While the nature and intensity of challenges experienced by individuals on the autism spectrum will vary significantly, one of the most common behavioural characteristics of autism is a strong aversion to change. This will be manifested in a desire to:

  • do certain things exactly the same way, and/or
  • keep things in their environment and life exactly the same.

For students with autism transitioning from secondary to higher education, the many new 'freedoms' offered by the tertiary education environment (and so eagerly looked forward to by many of their typically-developing peers) can represent a time of overwhelming frustration, uncertainty and anxiety.

Tertiary studies = more change, less support

The transition from secondary to tertiary education evidences a significant decrease in the number and type of supports (particularly personalised supports) available to any student.

While it is common practice for tertiary providers to deliver a number of 'orientations' for new students at Institute, Faculty, School and even specific-degree level, the majority of these orientations are (by necessity) delivered in a group format with a pre-determined structure. Focus is on providing a 'global introduction' to the new learning environment to assist students in their transition from secondary to tertiary life. Inherent to this training is the expectation that (having reached tertiary level education) students will possess the personal resources required to navigate the many new challenges (and changes) of tertiary life.

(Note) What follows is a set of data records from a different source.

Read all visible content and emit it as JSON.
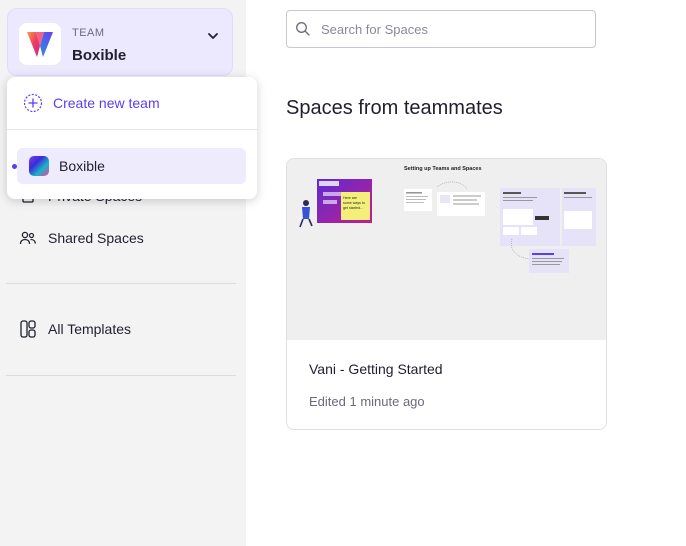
{
  "sidebar": {
    "team_kicker": "TEAM",
    "team_name": "Boxible",
    "nav": [
      {
        "label": "Private Spaces",
        "icon": "lock-icon"
      },
      {
        "label": "Shared Spaces",
        "icon": "people-icon"
      },
      {
        "label": "All Templates",
        "icon": "templates-icon"
      }
    ]
  },
  "dropdown": {
    "create_label": "Create new team",
    "teams": [
      {
        "label": "Boxible",
        "selected": true
      }
    ]
  },
  "search": {
    "placeholder": "Search for Spaces"
  },
  "main": {
    "section_title": "Spaces from teammates",
    "cards": [
      {
        "title": "Vani - Getting Started",
        "meta": "Edited 1 minute ago",
        "thumb_heading": "Setting up Teams and Spaces",
        "thumb_note": "Here are some ways to get started..."
      }
    ]
  },
  "colors": {
    "accent": "#5b3ef0",
    "sidebar_bg": "#f3f3f4",
    "team_switcher_bg": "#ece8fd"
  }
}
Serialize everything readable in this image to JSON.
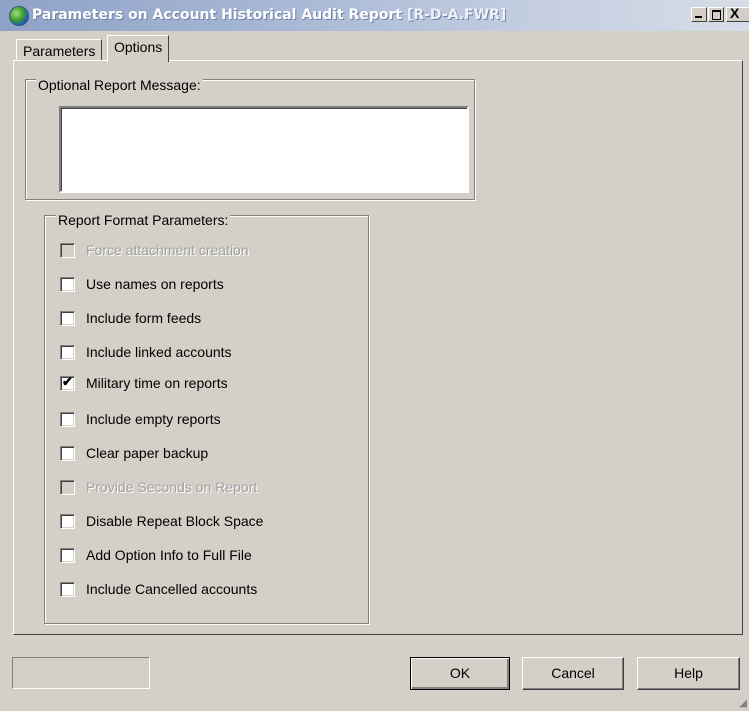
{
  "window": {
    "title": "Parameters on Account Historical Audit Report",
    "title_file": "[R-D-A.FWR]",
    "close_glyph": "X"
  },
  "tabs": [
    {
      "label": "Parameters",
      "active": false
    },
    {
      "label": "Options",
      "active": true
    }
  ],
  "message_group": {
    "label": "Optional Report Message:",
    "value": ""
  },
  "format_group": {
    "label": "Report Format Parameters:",
    "options": [
      {
        "label": "Force attachment creation",
        "checked": false,
        "enabled": false
      },
      {
        "label": "Use names on reports",
        "checked": false,
        "enabled": true
      },
      {
        "label": "Include form feeds",
        "checked": false,
        "enabled": true
      },
      {
        "label": "Include linked accounts",
        "checked": false,
        "enabled": true
      },
      {
        "label": "Military time on reports",
        "checked": true,
        "enabled": true
      },
      {
        "label": "Include empty reports",
        "checked": false,
        "enabled": true
      },
      {
        "label": "Clear paper backup",
        "checked": false,
        "enabled": true
      },
      {
        "label": "Provide Seconds on Report",
        "checked": false,
        "enabled": false
      },
      {
        "label": "Disable Repeat Block Space",
        "checked": false,
        "enabled": true
      },
      {
        "label": "Add Option Info to Full File",
        "checked": false,
        "enabled": true
      },
      {
        "label": "Include Cancelled accounts",
        "checked": false,
        "enabled": true
      }
    ]
  },
  "buttons": {
    "ok": "OK",
    "cancel": "Cancel",
    "help": "Help"
  },
  "check_glyph": "✔"
}
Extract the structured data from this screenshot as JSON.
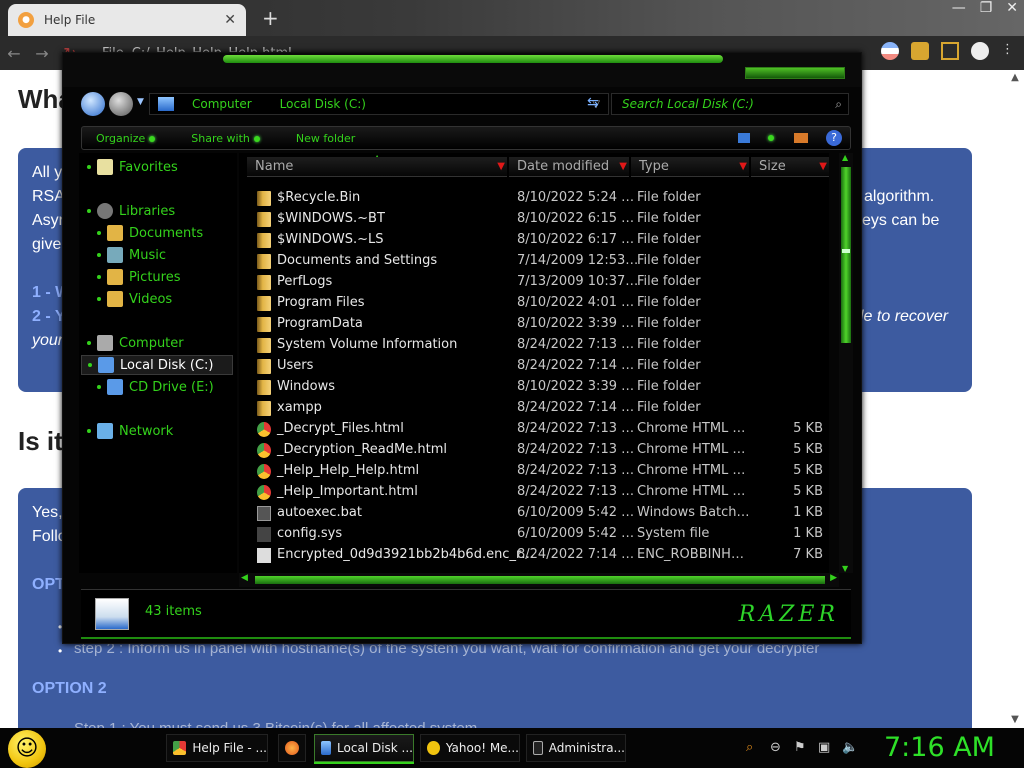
{
  "browser": {
    "tab_title": "Help File",
    "tab_close": "✕",
    "new_tab": "+",
    "window_controls": [
      "—",
      "❐",
      "✕"
    ],
    "url_prefix": "File",
    "url": "C:/_Help_Help_Help.html"
  },
  "page": {
    "heading1": "Wha",
    "heading2": "Is it",
    "box1_lines": [
      "All y",
      "RSA",
      "Asyr",
      "give"
    ],
    "box1_right": [
      " algorithm.",
      "eys can be"
    ],
    "box1_items": [
      "1 - W",
      "2 - Y"
    ],
    "box1_italic_right": "le to recover",
    "box1_italic_left": "your",
    "box2_lines": [
      "Yes,",
      "Follo"
    ],
    "option1": "OPTI",
    "step2_text": "step 2 : Inform us in panel with hostname(s) of the system you want, wait for confirmation and get your decrypter",
    "option2": "OPTION 2",
    "step1_text": "Step 1 : You must send us 3 Bitcoin(s) for all affected system"
  },
  "explorer": {
    "address": [
      "Computer",
      "Local Disk (C:)"
    ],
    "search_placeholder": "Search Local Disk (C:)",
    "commands": [
      "Organize",
      "Share with",
      "New folder"
    ],
    "nav": [
      {
        "label": "Favorites",
        "indent": 0,
        "icon": "star-icon"
      },
      {
        "label": "Libraries",
        "indent": 0,
        "icon": "libraries-icon"
      },
      {
        "label": "Documents",
        "indent": 1,
        "icon": "documents-icon"
      },
      {
        "label": "Music",
        "indent": 1,
        "icon": "music-icon"
      },
      {
        "label": "Pictures",
        "indent": 1,
        "icon": "pictures-icon"
      },
      {
        "label": "Videos",
        "indent": 1,
        "icon": "videos-icon"
      },
      {
        "label": "Computer",
        "indent": 0,
        "icon": "computer-icon"
      },
      {
        "label": "Local Disk (C:)",
        "indent": 1,
        "icon": "drive-icon",
        "selected": true
      },
      {
        "label": "CD Drive (E:)",
        "indent": 1,
        "icon": "cd-drive-icon"
      },
      {
        "label": "Network",
        "indent": 0,
        "icon": "network-icon"
      }
    ],
    "columns": [
      "Name",
      "Date modified",
      "Type",
      "Size"
    ],
    "files": [
      {
        "name": "$Recycle.Bin",
        "date": "8/10/2022 5:24 …",
        "type": "File folder",
        "size": "",
        "icon": "folder"
      },
      {
        "name": "$WINDOWS.~BT",
        "date": "8/10/2022 6:15 …",
        "type": "File folder",
        "size": "",
        "icon": "folder"
      },
      {
        "name": "$WINDOWS.~LS",
        "date": "8/10/2022 6:17 …",
        "type": "File folder",
        "size": "",
        "icon": "folder"
      },
      {
        "name": "Documents and Settings",
        "date": "7/14/2009 12:53…",
        "type": "File folder",
        "size": "",
        "icon": "folder"
      },
      {
        "name": "PerfLogs",
        "date": "7/13/2009 10:37…",
        "type": "File folder",
        "size": "",
        "icon": "folder"
      },
      {
        "name": "Program Files",
        "date": "8/10/2022 4:01 …",
        "type": "File folder",
        "size": "",
        "icon": "folder"
      },
      {
        "name": "ProgramData",
        "date": "8/10/2022 3:39 …",
        "type": "File folder",
        "size": "",
        "icon": "folder"
      },
      {
        "name": "System Volume Information",
        "date": "8/24/2022 7:13 …",
        "type": "File folder",
        "size": "",
        "icon": "folder"
      },
      {
        "name": "Users",
        "date": "8/24/2022 7:14 …",
        "type": "File folder",
        "size": "",
        "icon": "folder"
      },
      {
        "name": "Windows",
        "date": "8/10/2022 3:39 …",
        "type": "File folder",
        "size": "",
        "icon": "folder"
      },
      {
        "name": "xampp",
        "date": "8/24/2022 7:14 …",
        "type": "File folder",
        "size": "",
        "icon": "folder"
      },
      {
        "name": "_Decrypt_Files.html",
        "date": "8/24/2022 7:13 …",
        "type": "Chrome HTML …",
        "size": "5 KB",
        "icon": "chrome"
      },
      {
        "name": "_Decryption_ReadMe.html",
        "date": "8/24/2022 7:13 …",
        "type": "Chrome HTML …",
        "size": "5 KB",
        "icon": "chrome"
      },
      {
        "name": "_Help_Help_Help.html",
        "date": "8/24/2022 7:13 …",
        "type": "Chrome HTML …",
        "size": "5 KB",
        "icon": "chrome"
      },
      {
        "name": "_Help_Important.html",
        "date": "8/24/2022 7:13 …",
        "type": "Chrome HTML …",
        "size": "5 KB",
        "icon": "chrome"
      },
      {
        "name": "autoexec.bat",
        "date": "6/10/2009 5:42 …",
        "type": "Windows Batch…",
        "size": "1 KB",
        "icon": "bat"
      },
      {
        "name": "config.sys",
        "date": "6/10/2009 5:42 …",
        "type": "System file",
        "size": "1 KB",
        "icon": "sys"
      },
      {
        "name": "Encrypted_0d9d3921bb2b4b6d.enc_r…",
        "date": "8/24/2022 7:14 …",
        "type": "ENC_ROBBINH…",
        "size": "7 KB",
        "icon": "doc"
      }
    ],
    "status_count": "43 items",
    "brand": "RAZER"
  },
  "taskbar": {
    "buttons": [
      "Help File - ...",
      "Local Disk ...",
      "Yahoo! Me...",
      "Administra..."
    ],
    "clock": "7:16 AM"
  }
}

Students diagnosed with being on the autism spectrum prior to entering tertiary education have often been provided with a substantial degree of support from family, teachers and other allied professionals during their high school years. Not surprisingly, the withdrawal of these 'individualised' supports can lead to substantial (and ongoing) challenges in transitioning to a successful tertiary education experience. For those students who enter tertiary education without a formal diagnosis the transition may also be quite challenging, with the much less structured environment of university life exacerbating the intensity of their symptoms, leading to similarly poor outcomes.

In the coming years, tertiary institutions expect to enrol more students on the autism spectrum. With understanding and appropriate support , tertiary staff have an invaluable role to play in the future of these students.

Professor Tony Attwood talks about the 'challenge of change' for students on the autism spectrum.

Individual orientations don't have to take a lot of time or use advanced technology. Smart phones and devices are perfect for creating individual orientations for incoming students. An example orientation can be placed on your site, along with instructions for students (or parents) who would like to come in and create their own.

For more information and guidelines around creating a personal orientation, visit the Resources section.